=== SOURCE MATERIAL ===

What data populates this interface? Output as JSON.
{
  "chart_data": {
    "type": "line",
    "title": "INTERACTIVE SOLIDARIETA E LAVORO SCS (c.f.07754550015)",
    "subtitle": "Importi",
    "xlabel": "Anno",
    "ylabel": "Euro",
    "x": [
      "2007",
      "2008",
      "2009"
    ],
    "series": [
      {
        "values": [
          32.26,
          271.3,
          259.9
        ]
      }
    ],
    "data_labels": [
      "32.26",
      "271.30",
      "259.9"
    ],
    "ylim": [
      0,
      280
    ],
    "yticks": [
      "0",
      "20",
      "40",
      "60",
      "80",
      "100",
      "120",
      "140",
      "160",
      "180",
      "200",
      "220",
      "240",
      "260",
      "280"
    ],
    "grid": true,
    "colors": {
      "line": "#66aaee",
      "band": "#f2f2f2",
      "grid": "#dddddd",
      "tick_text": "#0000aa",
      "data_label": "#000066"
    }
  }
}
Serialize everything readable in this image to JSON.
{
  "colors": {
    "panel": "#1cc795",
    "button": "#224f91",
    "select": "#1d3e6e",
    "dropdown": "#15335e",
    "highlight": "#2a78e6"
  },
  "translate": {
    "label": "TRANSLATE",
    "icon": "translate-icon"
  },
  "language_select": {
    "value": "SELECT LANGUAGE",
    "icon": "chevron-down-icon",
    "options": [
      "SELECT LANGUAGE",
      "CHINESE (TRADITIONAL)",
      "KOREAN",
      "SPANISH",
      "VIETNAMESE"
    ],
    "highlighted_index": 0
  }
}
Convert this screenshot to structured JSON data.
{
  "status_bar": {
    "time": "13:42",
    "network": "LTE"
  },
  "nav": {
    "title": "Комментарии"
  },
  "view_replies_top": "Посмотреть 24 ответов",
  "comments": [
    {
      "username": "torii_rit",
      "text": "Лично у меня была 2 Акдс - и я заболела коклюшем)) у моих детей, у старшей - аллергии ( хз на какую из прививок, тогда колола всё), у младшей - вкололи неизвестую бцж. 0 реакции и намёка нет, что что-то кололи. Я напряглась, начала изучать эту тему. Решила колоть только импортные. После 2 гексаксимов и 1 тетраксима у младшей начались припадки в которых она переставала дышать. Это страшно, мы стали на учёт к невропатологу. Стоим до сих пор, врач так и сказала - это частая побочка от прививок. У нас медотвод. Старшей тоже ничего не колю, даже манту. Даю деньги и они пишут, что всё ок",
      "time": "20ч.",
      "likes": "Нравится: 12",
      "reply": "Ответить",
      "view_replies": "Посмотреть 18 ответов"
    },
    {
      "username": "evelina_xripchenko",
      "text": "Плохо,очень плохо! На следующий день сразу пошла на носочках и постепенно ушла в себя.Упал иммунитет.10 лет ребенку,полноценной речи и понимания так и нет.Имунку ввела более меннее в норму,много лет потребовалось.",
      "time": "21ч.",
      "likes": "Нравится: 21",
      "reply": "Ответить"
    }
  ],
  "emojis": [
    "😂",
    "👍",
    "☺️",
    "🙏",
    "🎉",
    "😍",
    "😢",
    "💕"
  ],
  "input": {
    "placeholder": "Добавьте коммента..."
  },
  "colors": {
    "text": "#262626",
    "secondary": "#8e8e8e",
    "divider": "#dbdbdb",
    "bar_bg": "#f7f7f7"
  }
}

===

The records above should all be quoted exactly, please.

◆ WRITTEN ANSWER:
What data populates this interface? Output as JSON.
{
  "chart_data": {
    "type": "line",
    "title": "INTERACTIVE SOLIDARIETA E LAVORO SCS (c.f.07754550015)",
    "subtitle": "Importi",
    "xlabel": "Anno",
    "ylabel": "Euro",
    "x": [
      "2007",
      "2008",
      "2009"
    ],
    "series": [
      {
        "values": [
          32.26,
          271.3,
          259.9
        ]
      }
    ],
    "data_labels": [
      "32.26",
      "271.30",
      "259.9"
    ],
    "ylim": [
      0,
      280
    ],
    "yticks": [
      "0",
      "20",
      "40",
      "60",
      "80",
      "100",
      "120",
      "140",
      "160",
      "180",
      "200",
      "220",
      "240",
      "260",
      "280"
    ],
    "grid": true,
    "colors": {
      "line": "#66aaee",
      "band": "#f2f2f2",
      "grid": "#dddddd",
      "tick_text": "#0000aa",
      "data_label": "#000066"
    }
  }
}
Serialize everything readable in this image to JSON.
{
  "colors": {
    "panel": "#1cc795",
    "button": "#224f91",
    "select": "#1d3e6e",
    "dropdown": "#15335e",
    "highlight": "#2a78e6"
  },
  "translate": {
    "label": "TRANSLATE",
    "icon": "translate-icon"
  },
  "language_select": {
    "value": "SELECT LANGUAGE",
    "icon": "chevron-down-icon",
    "options": [
      "SELECT LANGUAGE",
      "CHINESE (TRADITIONAL)",
      "KOREAN",
      "SPANISH",
      "VIETNAMESE"
    ],
    "highlighted_index": 0
  }
}
Convert this screenshot to structured JSON data.
{
  "status_bar": {
    "time": "13:42",
    "network": "LTE"
  },
  "nav": {
    "title": "Комментарии"
  },
  "view_replies_top": "Посмотреть 24 ответов",
  "comments": [
    {
      "username": "torii_rit",
      "text": "Лично у меня была 2 Акдс - и я заболела коклюшем)) у моих детей, у старшей - аллергии ( хз на какую из прививок, тогда колола всё), у младшей - вкололи неизвестую бцж. 0 реакции и намёка нет, что что-то кололи. Я напряглась, начала изучать эту тему. Решила колоть только импортные. После 2 гексаксимов и 1 тетраксима у младшей начались припадки в которых она переставала дышать. Это страшно, мы стали на учёт к невропатологу. Стоим до сих пор, врач так и сказала - это частая побочка от прививок. У нас медотвод. Старшей тоже ничего не колю, даже манту. Даю деньги и они пишут, что всё ок",
      "time": "20ч.",
      "likes": "Нравится: 12",
      "reply": "Ответить",
      "view_replies": "Посмотреть 18 ответов"
    },
    {
      "username": "evelina_xripchenko",
      "text": "Плохо,очень плохо! На следующий день сразу пошла на носочках и постепенно ушла в себя.Упал иммунитет.10 лет ребенку,полноценной речи и понимания так и нет.Имунку ввела более меннее в норму,много лет потребовалось.",
      "time": "21ч.",
      "likes": "Нравится: 21",
      "reply": "Ответить"
    }
  ],
  "emojis": [
    "😂",
    "👍",
    "☺️",
    "🙏",
    "🎉",
    "😍",
    "😢",
    "💕"
  ],
  "input": {
    "placeholder": "Добавьте коммента..."
  },
  "colors": {
    "text": "#262626",
    "secondary": "#8e8e8e",
    "divider": "#dbdbdb",
    "bar_bg": "#f7f7f7"
  }
}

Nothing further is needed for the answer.